|Enewsletter • March 10, 2004|
As soon as we reach our printing goal (see below), Vegan Outreach will be printing more copies of Why Vegan.
With our new printer, it is significantly less expensive to do sponsored printings (i.e., with another group's contact information) at the same time as the main run.
If you think your group, like Farm Sanctuary, Mercy for Animals, and others, might like a version of Why Vegan with your contact information, please contact Jack (email@example.com) by March 15. Minimum print run 20,000, ~$2,000.
As of this writing, Vegan Outreach has received donations of $14,504 since the January 21 start of our Winter Printing fundraiser. This leaves only a bit over $5,000 to go until we can print more copies of Why Vegan!
We've also received $50 toward the $800 "Match our tax refund" challenge. If you can, please donate today, so we can get this matching money and meet our fundraising goal. Please make a note with your donation indicating "Tax refund" and/or "Winter Printing." Thanks!
Yes, it has been scheduled for Wednesday, April 28. You can find more information and sign up here!
The deadline is April 9.
Matt Ball will be speaking in Tucson, AZ on Monday, April 5 (stay tuned for more details).

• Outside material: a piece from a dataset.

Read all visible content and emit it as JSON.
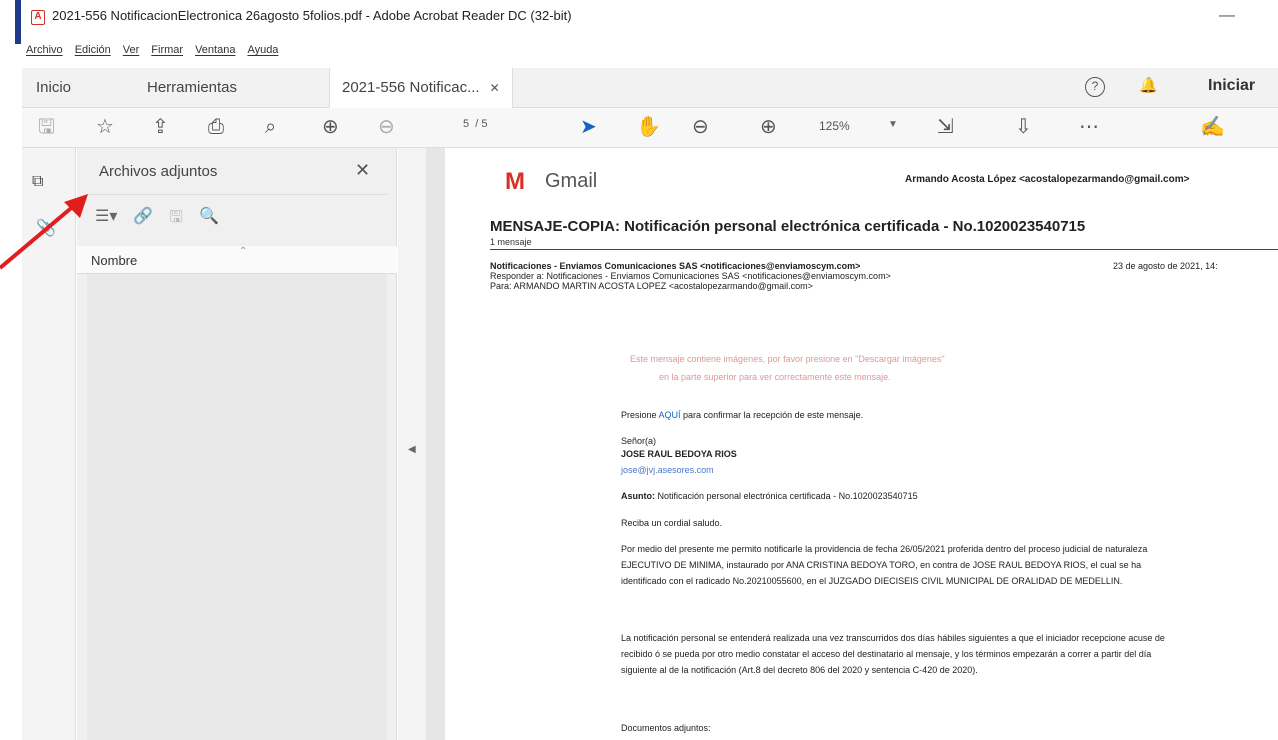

Jack Norris and Matt Ball will be driving from Pittsburgh to Syracuse at the end of April for the Animal Liberation Conference, leafleting both ways. If you are along the route (Erie PA, Buffalo, Rochester, or Ithaca NY) and would like to try to organize a talk during that time, please send us an email.
In the News: "Adopted by Vegans: No-meat lifestyle being promoted on campus"
"A Columbia graduate concerned about animal rights and the health of students has returned to pass on his beliefs in healthy eating behaviors and fairness to animals. Jon Camp, a 1998 Columbia graduate felt a personal attachment to his alma mater, and decided to adopt the school by presenting students with information about vegetarian diets and animal rights.
“'From going [to Columbia], I realized there are a lot of open-minded people who are looking to form their own personal belief system, and are not just the general conformists,' Camp said.”
Also see the AAC page for updated statistics and new leaders!
No Spam Zone: Eggless Salad
Promoting Veganism in Creative Ways
Folk singer and friend of Vegan Outreach, Steven
Gellman, signs Why Vegans for his fans
at his gigs. Steven also mentions Vegan Outreach
in the liner notes of his latest CD “Love,
Loss, and Longing.” Check out Steve’s
site and music at: HiddenPoet.com.
I finished reading your “A Meaningful
Life” essay last night, and let me
join in the chorus of praise. You and the
VO crew are continuing to blaze a path of
"second generation" (or third or
fourth? not sure how to characterize the chronology)
ethical dietary activism that seeks to engage
honestly and practically with the real world
we live in today, and I'm happy to see it
clicks with so many other vegans too. You
wrote: "Accept that, at this time, only
a minority will listen, and many others will
react with disdain." This is where I
feel we need to have a complementary effort
to persuade people that there is a continuum
of ethical eating choices between ad libitum,
put-your-conscience-on-hold animal eating
and veganism. From the animals' point of view,
a person who finds it psychologically, socially
or physically necessary to eat a steak or
a cheese pizza once every week or month is
hardly much less of an ally than a strict
vegan. Yet from our movement's point of view,
such a person fails to make the all-or-nothing
grade and is liable to be classed with all
the other 24/7 omnivores. We need to take
this analism out of veganism, as you and Jack
so persistently argue. Better yet, IMO, we
should reframe veganism as one particularly
committed form of ethical eating (the opposite
of anal, exclusive, fundamentalist), but not
the only one.